A near doubling of Pratt & Whitney's geared turbofan delivery rate and strong demand for aircraft systems helped push United Technologies' 2018 profit up 16% year-over-year to $5.3 billion.
"It’s the culmination of the investments we have been making, especially on the aerospace side," UTC chief executive Gregory Hayes says of the company's 2018 results on 23 January. "Really solid performance. Better than we expected."
"At Pratt, total GTF production continued to ramp up successfully, with nearly doubled GTF production," Hayes says.
UTC's P&W unit delivered 779 large commercial aircraft engines in 2018, up 45% from 537 engines in 2017, the company says. Fourth quarter deliveries did indeed nearly double -- they increased 90% in one year to 247 engines.
P&W generated sales of $19.4 billion in 2018, up 20% year-on-year, though the engine maker's operating profit actually declined about 2% to $1.3 billion.
P&W had a particularly strong fourth quarter, when sales surged 24% to $5.5 billion.
GTF production had been slow to accelerate in recent years amid several GTF issues, including problems that forced Airbus to halt deliveries of GTF-powered A320neos for several months last year.
But Hayes insists P&W is back on track. "Durability continues to improve", he says, citing a GTF reliability rate of nearly 99.9%.
P&W continues to "work through teething problems" and some engines still require retrofits to address reliability issues, he adds.
UTC's newly formed Collins Aerospace Systems unit also performed well in 2018, with its sales jumping 13% year-on-year to $16.6 billion. The unit's operating profit increasing 15% to $2.3 billion.
"The economic environment looks good from our perspective, particularly on the aerospace business," says chief financial officer Akhil Johri.

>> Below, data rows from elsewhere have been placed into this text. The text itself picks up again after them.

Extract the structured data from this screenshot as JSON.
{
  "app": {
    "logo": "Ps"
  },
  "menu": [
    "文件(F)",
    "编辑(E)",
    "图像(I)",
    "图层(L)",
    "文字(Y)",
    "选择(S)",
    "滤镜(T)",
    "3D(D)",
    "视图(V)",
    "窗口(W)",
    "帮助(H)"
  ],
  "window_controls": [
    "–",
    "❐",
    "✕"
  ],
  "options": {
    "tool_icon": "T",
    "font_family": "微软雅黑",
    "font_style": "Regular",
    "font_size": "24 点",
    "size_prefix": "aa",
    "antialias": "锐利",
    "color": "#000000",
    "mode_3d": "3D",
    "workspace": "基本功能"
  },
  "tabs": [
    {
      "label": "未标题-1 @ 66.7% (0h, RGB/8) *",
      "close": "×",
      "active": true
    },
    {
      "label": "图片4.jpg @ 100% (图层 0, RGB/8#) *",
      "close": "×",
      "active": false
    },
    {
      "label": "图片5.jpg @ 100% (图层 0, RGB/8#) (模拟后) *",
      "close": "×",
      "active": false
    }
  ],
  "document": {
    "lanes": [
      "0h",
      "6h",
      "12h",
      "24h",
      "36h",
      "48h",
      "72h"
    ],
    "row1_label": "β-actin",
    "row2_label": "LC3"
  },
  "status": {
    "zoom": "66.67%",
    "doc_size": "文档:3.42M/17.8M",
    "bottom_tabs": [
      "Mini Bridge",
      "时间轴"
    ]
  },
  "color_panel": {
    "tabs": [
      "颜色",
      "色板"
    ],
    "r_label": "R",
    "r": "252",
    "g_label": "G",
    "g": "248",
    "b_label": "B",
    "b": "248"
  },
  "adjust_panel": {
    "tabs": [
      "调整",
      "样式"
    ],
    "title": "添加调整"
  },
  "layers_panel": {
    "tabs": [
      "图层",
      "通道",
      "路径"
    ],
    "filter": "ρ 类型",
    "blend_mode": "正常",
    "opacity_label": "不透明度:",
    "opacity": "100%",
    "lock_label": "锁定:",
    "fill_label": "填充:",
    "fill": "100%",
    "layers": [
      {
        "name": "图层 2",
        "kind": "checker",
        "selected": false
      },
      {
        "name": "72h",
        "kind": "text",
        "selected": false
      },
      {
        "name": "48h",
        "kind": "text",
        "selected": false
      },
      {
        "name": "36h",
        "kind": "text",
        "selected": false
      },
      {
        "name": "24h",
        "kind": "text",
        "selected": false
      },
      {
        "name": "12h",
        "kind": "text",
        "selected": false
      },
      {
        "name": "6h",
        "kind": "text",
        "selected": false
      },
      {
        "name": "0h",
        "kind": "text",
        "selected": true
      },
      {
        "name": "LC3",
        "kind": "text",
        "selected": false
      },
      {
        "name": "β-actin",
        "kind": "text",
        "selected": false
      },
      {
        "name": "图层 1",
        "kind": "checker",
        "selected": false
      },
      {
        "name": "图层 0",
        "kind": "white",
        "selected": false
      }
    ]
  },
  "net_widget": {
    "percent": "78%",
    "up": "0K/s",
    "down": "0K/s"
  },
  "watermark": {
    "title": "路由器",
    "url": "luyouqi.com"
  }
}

Last year UTC closed its $30 billion purchase of Rockwell Collins, which it merged into its own systems and electronics unit to form Collins Aerospace.